Op-Ed: Transportation Funding Talks Must Include Transit, Climate Change

Screen Shot 2015-09-02 at 1.02.04 PMAn op-ed piece in the Sacramento Bee this morning points out the strange disconnects in current legislative discussions on funding transportation.

Authors Jeanie Ward-Waller, policy director of the California Bicycle Coalition, and Chanell Fletcher, senior California policy manager for the Safe Routes to School National Partnership, point out that “two deeply intertwined debates are underway in their usual separate silos in the Legislature.”

Those two separate discussions are about reducing carbon emissions—by, among other things, cutting petroleum use in half – and the special session on transportation infrastructure. The focus of the special session, say the authors, “has been on filling potholes and adding new highway lanes to move more trucks.”

But, they say, “the hard truth is we can’t tackle climate change without dealing with transportation” because transportation accounts for such a large portion of greenhouse gas emissions in California.

Filling potholes doesn’t “fix” our transportation system, but simply paves over a system of highways designed for a 20th century California. Building more highways doesn’t fix our congestion problem. Studies show that the new lanes will just fill up with more cars and trucks as our population and economy continue to grow, and then be marked with potholes in another ten years.

How can we significantly cut petroleum use if we only invest in solutions that add more cars and trucks on our roads? Encouraging consumers to buy electric vehicles will help but will only get us part way.

The solutions “include improving and expanding transit service so buses and trains are convenient, reliable and affordable, especially for commuters who can’t afford a car” and “networks of protected bike lanes and sidewalks to connect neighborhoods to transit, schools, parks, shopping and work so families don’t need a car for every trip.”

These solutions are also climate solutions. They create healthier, more vibrant communities and reduce the cost of transportation for families. Plus, fewer cars on the road means fewer potholes to repair ten years from now.

The authors are part of a coalition calling for increased transit funding and for making it safer and more convenient to walk or ride bikes to connect with transit.





Brown’s Budget Proposal Weak on Sustainable Transportation

Governor Jerry Brown announced his proposed state budget for 2016-17 in Sacramento yesterday.
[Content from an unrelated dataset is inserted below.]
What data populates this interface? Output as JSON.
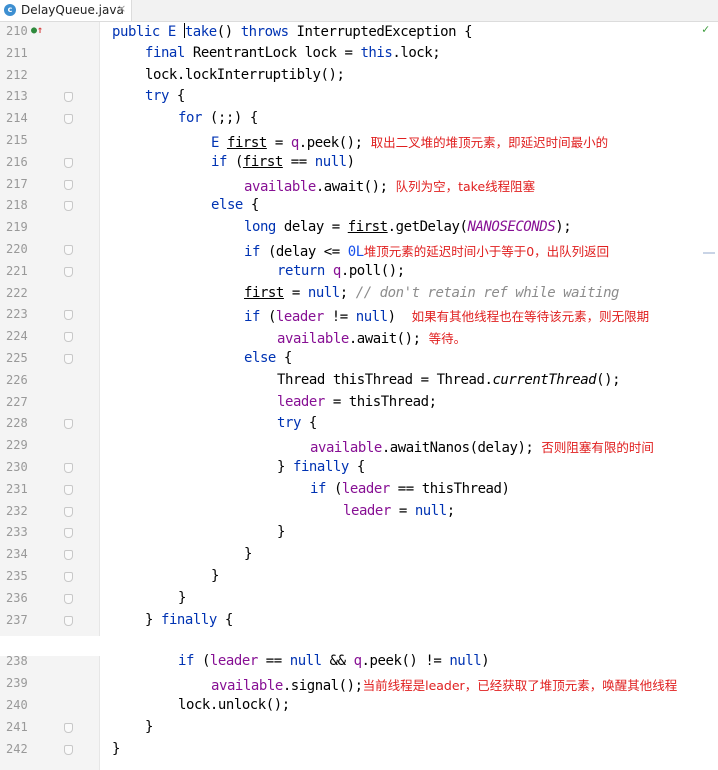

His transportation funding proposals include a few new ideas, but the budget represents precious little change to the status quo. The budget does not reflect any profound rethinking of how we fund transportation, a disappointment for those hoping for change after the recent climate change […]
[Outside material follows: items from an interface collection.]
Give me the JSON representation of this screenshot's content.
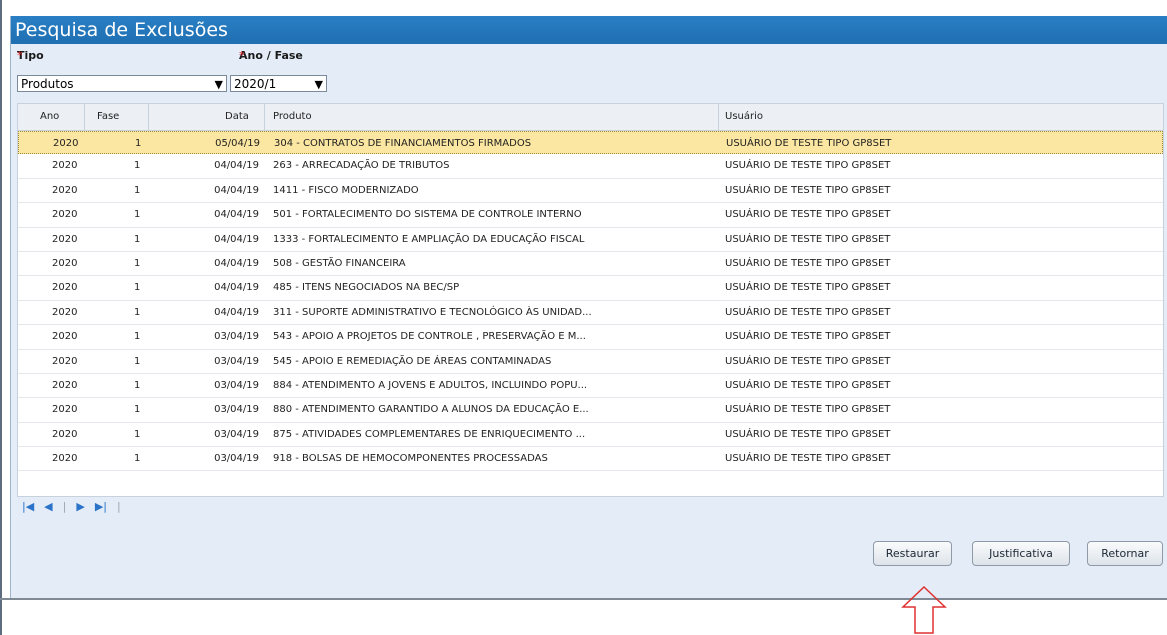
{
  "panel": {
    "title": "Pesquisa de Exclusões"
  },
  "filters": {
    "tipo_label": "Tipo",
    "tipo_value": "Produtos",
    "ano_fase_label": "Ano / Fase",
    "ano_fase_value": "2020/1",
    "required_mark": "*"
  },
  "grid": {
    "columns": [
      "Ano",
      "Fase",
      "Data",
      "Produto",
      "Usuário"
    ],
    "rows": [
      {
        "ano": "2020",
        "fase": "1",
        "data": "05/04/19",
        "produto": "304 - CONTRATOS DE FINANCIAMENTOS FIRMADOS",
        "usuario": "USUÁRIO DE TESTE TIPO GP8SET"
      },
      {
        "ano": "2020",
        "fase": "1",
        "data": "04/04/19",
        "produto": "263 - ARRECADAÇÃO DE TRIBUTOS",
        "usuario": "USUÁRIO DE TESTE TIPO GP8SET"
      },
      {
        "ano": "2020",
        "fase": "1",
        "data": "04/04/19",
        "produto": "1411 - FISCO MODERNIZADO",
        "usuario": "USUÁRIO DE TESTE TIPO GP8SET"
      },
      {
        "ano": "2020",
        "fase": "1",
        "data": "04/04/19",
        "produto": "501 - FORTALECIMENTO DO SISTEMA DE CONTROLE INTERNO",
        "usuario": "USUÁRIO DE TESTE TIPO GP8SET"
      },
      {
        "ano": "2020",
        "fase": "1",
        "data": "04/04/19",
        "produto": "1333 - FORTALECIMENTO E AMPLIAÇÃO DA EDUCAÇÃO FISCAL",
        "usuario": "USUÁRIO DE TESTE TIPO GP8SET"
      },
      {
        "ano": "2020",
        "fase": "1",
        "data": "04/04/19",
        "produto": "508 - GESTÃO FINANCEIRA",
        "usuario": "USUÁRIO DE TESTE TIPO GP8SET"
      },
      {
        "ano": "2020",
        "fase": "1",
        "data": "04/04/19",
        "produto": "485 - ITENS NEGOCIADOS NA BEC/SP",
        "usuario": "USUÁRIO DE TESTE TIPO GP8SET"
      },
      {
        "ano": "2020",
        "fase": "1",
        "data": "04/04/19",
        "produto": "311 - SUPORTE ADMINISTRATIVO E TECNOLÓGICO ÀS UNIDAD...",
        "usuario": "USUÁRIO DE TESTE TIPO GP8SET"
      },
      {
        "ano": "2020",
        "fase": "1",
        "data": "03/04/19",
        "produto": "543 - APOIO A PROJETOS DE CONTROLE , PRESERVAÇÃO E M...",
        "usuario": "USUÁRIO DE TESTE TIPO GP8SET"
      },
      {
        "ano": "2020",
        "fase": "1",
        "data": "03/04/19",
        "produto": "545 - APOIO E REMEDIAÇÃO DE ÁREAS CONTAMINADAS",
        "usuario": "USUÁRIO DE TESTE TIPO GP8SET"
      },
      {
        "ano": "2020",
        "fase": "1",
        "data": "03/04/19",
        "produto": "884 - ATENDIMENTO A JOVENS E ADULTOS, INCLUINDO POPU...",
        "usuario": "USUÁRIO DE TESTE TIPO GP8SET"
      },
      {
        "ano": "2020",
        "fase": "1",
        "data": "03/04/19",
        "produto": "880 - ATENDIMENTO GARANTIDO A ALUNOS DA EDUCAÇÃO E...",
        "usuario": "USUÁRIO DE TESTE TIPO GP8SET"
      },
      {
        "ano": "2020",
        "fase": "1",
        "data": "03/04/19",
        "produto": "875 - ATIVIDADES COMPLEMENTARES DE ENRIQUECIMENTO ...",
        "usuario": "USUÁRIO DE TESTE TIPO GP8SET"
      },
      {
        "ano": "2020",
        "fase": "1",
        "data": "03/04/19",
        "produto": "918 - BOLSAS DE HEMOCOMPONENTES PROCESSADAS",
        "usuario": "USUÁRIO DE TESTE TIPO GP8SET"
      }
    ],
    "selected_row": 0
  },
  "pager": {
    "icons": [
      "first-page-icon",
      "prev-page-icon",
      "next-page-icon",
      "last-page-icon"
    ]
  },
  "buttons": {
    "restaurar": "Restaurar",
    "justificativa": "Justificativa",
    "retornar": "Retornar"
  },
  "colors": {
    "title_bar": "#1f6fb2",
    "selected_row": "#fbe7a1",
    "panel_bg": "#e3ecf7",
    "arrow_annotation": "#e03030"
  }
}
Finally Transit Is Included in CA Transportation Funding Discussions

On Friday, in separate press events in Los Angeles and San Francisco, several members of the California legislature presented new bills for consideration in the ongoing legislative special session on transportation funding. Various estimates put California’s backlog of deferred road maintenance in the $100-plus-billion range. The special sessions, which involve the creation of new committees […]

Dems, Repubs Far Apart on Solving CA Transportation Funding
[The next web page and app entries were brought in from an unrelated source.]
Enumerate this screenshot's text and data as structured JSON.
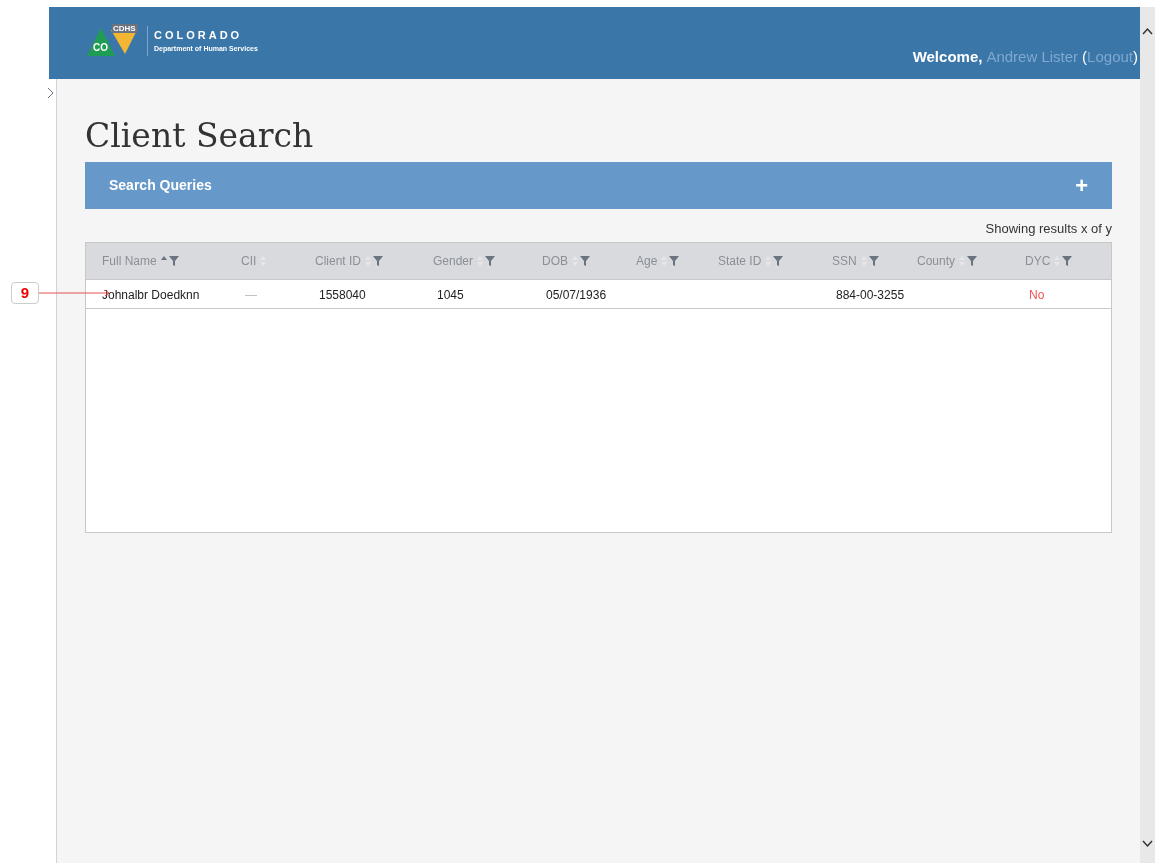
{
  "header": {
    "logo_badge": "CO",
    "logo_tag": "CDHS",
    "org_name": "COLORADO",
    "org_subtitle": "Department of Human Services",
    "welcome": "Welcome,",
    "user_name": "Andrew Lister",
    "logout_open": "(",
    "logout": "Logout",
    "logout_close": ")"
  },
  "page_title": "Client Search",
  "search_panel": {
    "title": "Search Queries",
    "expand": "+"
  },
  "results_summary": "Showing results x of y",
  "table": {
    "columns": [
      {
        "label": "Full Name",
        "sorted": true,
        "filter": true
      },
      {
        "label": "CII",
        "sorted": false,
        "filter": false
      },
      {
        "label": "Client ID",
        "sorted": false,
        "filter": true
      },
      {
        "label": "Gender",
        "sorted": false,
        "filter": true
      },
      {
        "label": "DOB",
        "sorted": false,
        "filter": true
      },
      {
        "label": "Age",
        "sorted": false,
        "filter": true
      },
      {
        "label": "State ID",
        "sorted": false,
        "filter": true
      },
      {
        "label": "SSN",
        "sorted": false,
        "filter": true
      },
      {
        "label": "County",
        "sorted": false,
        "filter": true
      },
      {
        "label": "DYC",
        "sorted": false,
        "filter": true
      }
    ],
    "rows": [
      {
        "cells": [
          "Johnalbr Doedknn",
          "—",
          "1558040",
          "1045",
          "05/07/1936",
          null,
          null,
          "884-00-3255",
          null,
          {
            "text": "No",
            "alert": true
          }
        ]
      }
    ]
  },
  "callout": {
    "label": "9"
  }
}
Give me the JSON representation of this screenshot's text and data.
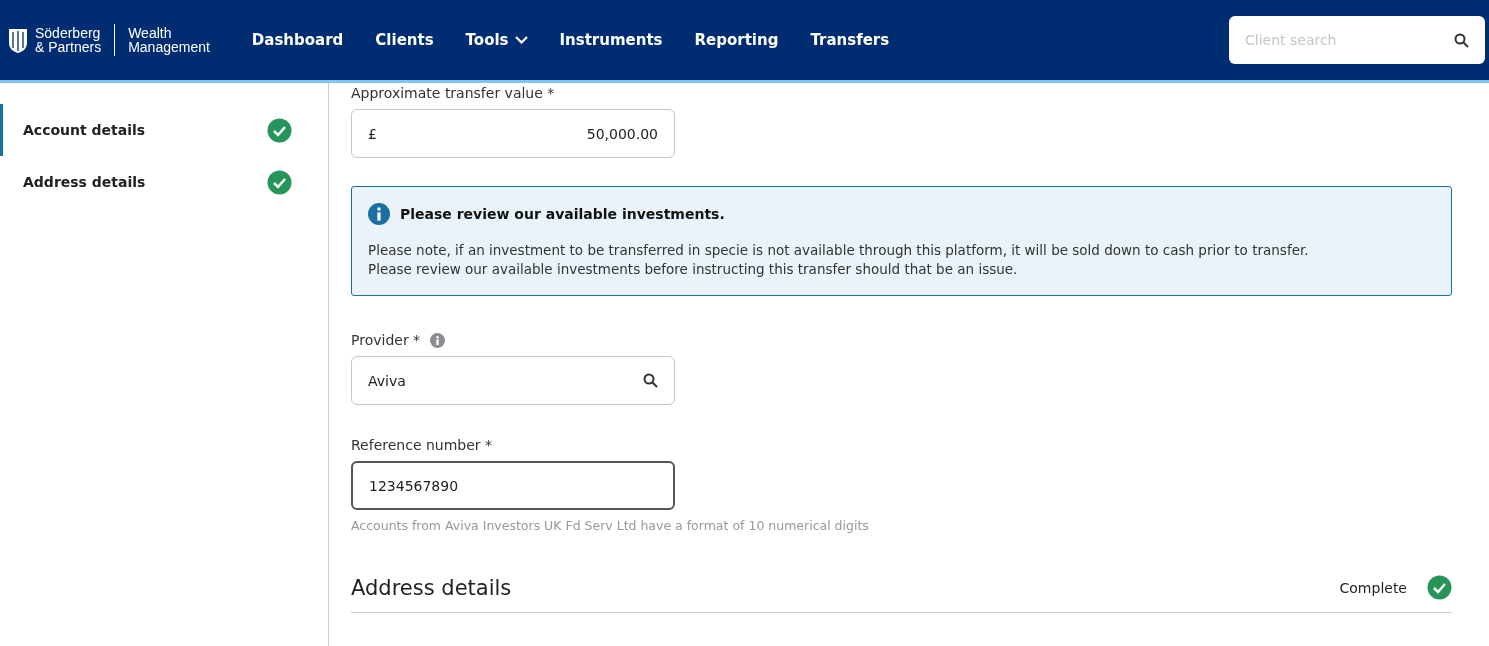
{
  "header": {
    "logo": {
      "brand_line_1": "Söderberg",
      "brand_line_2": "& Partners",
      "product_line_1": "Wealth",
      "product_line_2": "Management"
    },
    "nav": [
      {
        "label": "Dashboard",
        "kind": "link"
      },
      {
        "label": "Clients",
        "kind": "link"
      },
      {
        "label": "Tools",
        "kind": "menu"
      },
      {
        "label": "Instruments",
        "kind": "link"
      },
      {
        "label": "Reporting",
        "kind": "link"
      },
      {
        "label": "Transfers",
        "kind": "link"
      }
    ],
    "search": {
      "placeholder": "Client search"
    }
  },
  "sidebar": {
    "items": [
      {
        "label": "Account details",
        "selected": true,
        "complete": true
      },
      {
        "label": "Address details",
        "selected": false,
        "complete": true
      }
    ]
  },
  "form": {
    "transfer_value": {
      "label": "Approximate transfer value",
      "required_mark": "*",
      "prefix": "£",
      "value": "50,000.00",
      "focused": false
    },
    "notice": {
      "title": "Please review our available investments.",
      "lines": [
        "Please note, if an investment to be transferred in specie is not available through this platform, it will be sold down to cash prior to transfer.",
        "Please review our available investments before instructing this transfer should that be an issue."
      ]
    },
    "provider": {
      "label": "Provider",
      "required_mark": "*",
      "value": "Aviva",
      "focused": false
    },
    "reference": {
      "label": "Reference number",
      "required_mark": "*",
      "value": "1234567890",
      "focused": true,
      "hint": "Accounts from Aviva Investors UK Fd Serv Ltd have a format of 10 numerical digits"
    }
  },
  "section": {
    "title": "Address details",
    "status": "Complete",
    "complete": true
  }
}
The California legislature held its first joint special session on transportation funding just before the holiday weekend. The session was called by Governor Jerry Brown when he and the legislature punted some big decisions so they could sign a budget before the June 30 deadline. The first extraordinary session of the Transportation and Infrastructure Development […]